- Honeywell and its registered federal lobbyists must also file semi-annual reports (Form LD-203) providing, among other things, HIPAC disbursements and personal, direct contributions to federal candidates. Forms LD-203 for 2015, 2016, 2017, 2018, 2019 , 2020, and 2021. Reports for prior periods may be found Secretary of the U.S. Senate’s website .
Honeywell reports lobbying activities to several states and localities. To view Honeywell’s state and local lobbying disclosures, click on the states highlighted in blue below. This will provide you either with a copy of the most recent report or with a link to the jurisdiction’s lobbying disclosure website. In jurisdictions where a direct link is not available, please search “Honeywell” to locate the report.
|State||2021 Reported Expenses1||2022 Searchable Website||2022 Company Linked Website|
|Los Angeles, California||$120,404.00||Los Angeles|
|Miami-Dade County Public Schools, Florida||$0.002||Miami-Dade Co Public Schools|
|Orange County Public Schools, Florida||$0.002||Orange County Public Schools|
|New Jersey||$197,919.35||New Jersey|
|New York||$45,000.00||New York|
|North Carolina||$33,036.00||North Carolina|
1This figure does not include political contributions.
2Lobbyist compensation is not reported in this jurisdiction.
3In-house lobbyists are not required to file reports.
4Predicted salary is reported in a range on the lobbyist's registration and is included here.
5Contract lobbyist expenditures are not attributed to a particular client on the reports and are therefore not included in this amount.
6The applicable reporting period is November 1, 2020, through October 31, 2021.
7Compensation and/or expenses are reported according to a range set by the state.
8The applicable reporting period is May 1, 2020, through April 30, 2021.

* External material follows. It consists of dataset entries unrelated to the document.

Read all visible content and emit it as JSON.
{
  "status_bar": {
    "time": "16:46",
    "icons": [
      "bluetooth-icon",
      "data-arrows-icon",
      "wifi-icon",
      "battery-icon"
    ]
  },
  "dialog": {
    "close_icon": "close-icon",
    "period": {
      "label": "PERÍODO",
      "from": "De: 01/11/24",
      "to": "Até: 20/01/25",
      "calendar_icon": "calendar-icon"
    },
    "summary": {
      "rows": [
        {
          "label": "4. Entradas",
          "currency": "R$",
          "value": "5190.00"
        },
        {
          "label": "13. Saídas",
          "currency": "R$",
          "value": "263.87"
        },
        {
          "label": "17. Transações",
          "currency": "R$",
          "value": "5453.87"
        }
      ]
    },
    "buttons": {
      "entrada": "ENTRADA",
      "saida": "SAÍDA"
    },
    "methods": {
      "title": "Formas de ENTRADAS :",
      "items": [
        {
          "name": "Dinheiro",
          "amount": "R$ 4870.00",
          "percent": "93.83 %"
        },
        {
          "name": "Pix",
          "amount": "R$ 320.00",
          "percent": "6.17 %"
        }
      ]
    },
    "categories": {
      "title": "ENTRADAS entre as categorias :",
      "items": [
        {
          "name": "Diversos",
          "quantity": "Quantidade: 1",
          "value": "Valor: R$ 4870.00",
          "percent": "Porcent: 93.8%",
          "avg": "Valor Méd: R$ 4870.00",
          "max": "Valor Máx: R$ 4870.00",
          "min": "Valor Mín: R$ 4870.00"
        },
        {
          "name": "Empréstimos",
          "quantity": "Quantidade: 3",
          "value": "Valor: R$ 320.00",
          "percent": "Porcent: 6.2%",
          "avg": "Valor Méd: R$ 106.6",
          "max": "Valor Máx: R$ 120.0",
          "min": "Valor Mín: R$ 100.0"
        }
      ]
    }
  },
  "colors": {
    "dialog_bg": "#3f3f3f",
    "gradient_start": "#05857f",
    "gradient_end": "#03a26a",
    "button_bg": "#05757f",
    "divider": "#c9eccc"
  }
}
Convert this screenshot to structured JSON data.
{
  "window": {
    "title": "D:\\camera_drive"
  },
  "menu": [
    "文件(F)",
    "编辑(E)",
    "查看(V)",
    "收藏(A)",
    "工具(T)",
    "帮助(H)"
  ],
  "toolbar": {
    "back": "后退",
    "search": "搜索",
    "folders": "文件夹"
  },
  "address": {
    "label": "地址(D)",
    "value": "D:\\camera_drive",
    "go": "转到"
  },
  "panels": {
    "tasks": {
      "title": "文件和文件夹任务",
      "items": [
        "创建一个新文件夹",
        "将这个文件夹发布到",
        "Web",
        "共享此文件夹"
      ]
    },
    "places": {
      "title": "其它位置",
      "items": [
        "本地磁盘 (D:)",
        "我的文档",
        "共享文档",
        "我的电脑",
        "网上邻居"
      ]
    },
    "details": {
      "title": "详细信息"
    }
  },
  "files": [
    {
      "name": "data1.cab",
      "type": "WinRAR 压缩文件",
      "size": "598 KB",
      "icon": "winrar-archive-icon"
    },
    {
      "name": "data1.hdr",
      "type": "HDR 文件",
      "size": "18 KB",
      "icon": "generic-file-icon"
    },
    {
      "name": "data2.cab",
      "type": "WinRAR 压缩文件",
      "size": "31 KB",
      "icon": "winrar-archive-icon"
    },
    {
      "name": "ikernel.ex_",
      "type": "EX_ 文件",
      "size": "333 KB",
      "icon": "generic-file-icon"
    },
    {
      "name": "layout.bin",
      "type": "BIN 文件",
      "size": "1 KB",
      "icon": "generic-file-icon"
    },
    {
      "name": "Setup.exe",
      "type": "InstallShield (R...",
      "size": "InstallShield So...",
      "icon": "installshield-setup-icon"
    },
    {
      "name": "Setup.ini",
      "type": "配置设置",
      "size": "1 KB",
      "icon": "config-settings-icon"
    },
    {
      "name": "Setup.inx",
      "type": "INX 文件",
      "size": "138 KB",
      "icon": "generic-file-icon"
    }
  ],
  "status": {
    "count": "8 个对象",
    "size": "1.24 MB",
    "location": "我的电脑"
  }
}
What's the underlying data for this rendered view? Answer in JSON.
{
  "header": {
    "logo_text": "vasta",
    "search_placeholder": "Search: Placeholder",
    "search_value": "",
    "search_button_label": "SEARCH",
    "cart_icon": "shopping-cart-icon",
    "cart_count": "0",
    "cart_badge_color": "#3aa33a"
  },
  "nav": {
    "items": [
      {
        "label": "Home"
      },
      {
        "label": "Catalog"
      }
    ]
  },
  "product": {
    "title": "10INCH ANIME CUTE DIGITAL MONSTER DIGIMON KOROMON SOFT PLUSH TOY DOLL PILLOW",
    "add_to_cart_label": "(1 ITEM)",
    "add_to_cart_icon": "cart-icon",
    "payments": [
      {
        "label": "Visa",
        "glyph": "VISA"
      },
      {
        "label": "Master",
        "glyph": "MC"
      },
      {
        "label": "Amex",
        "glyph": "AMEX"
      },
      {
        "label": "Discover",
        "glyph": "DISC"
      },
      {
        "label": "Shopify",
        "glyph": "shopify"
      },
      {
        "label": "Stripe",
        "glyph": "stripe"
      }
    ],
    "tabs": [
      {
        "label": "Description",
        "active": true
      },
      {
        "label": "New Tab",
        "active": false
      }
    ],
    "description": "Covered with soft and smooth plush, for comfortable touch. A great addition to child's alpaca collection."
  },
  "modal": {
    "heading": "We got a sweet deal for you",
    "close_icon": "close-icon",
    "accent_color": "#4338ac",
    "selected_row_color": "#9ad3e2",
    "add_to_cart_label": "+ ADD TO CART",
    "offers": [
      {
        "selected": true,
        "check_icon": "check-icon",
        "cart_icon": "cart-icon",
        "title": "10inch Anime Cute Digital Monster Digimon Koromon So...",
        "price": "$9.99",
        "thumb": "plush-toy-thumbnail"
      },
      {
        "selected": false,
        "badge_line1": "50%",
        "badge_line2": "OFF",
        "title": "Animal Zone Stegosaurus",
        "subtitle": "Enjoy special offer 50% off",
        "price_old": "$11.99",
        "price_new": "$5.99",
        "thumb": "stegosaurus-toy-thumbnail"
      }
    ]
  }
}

9Where states report expenses in a range, the highest end of the range is included in this figure.
© Prepared by State and Federal Communications, Inc. 2/28/2022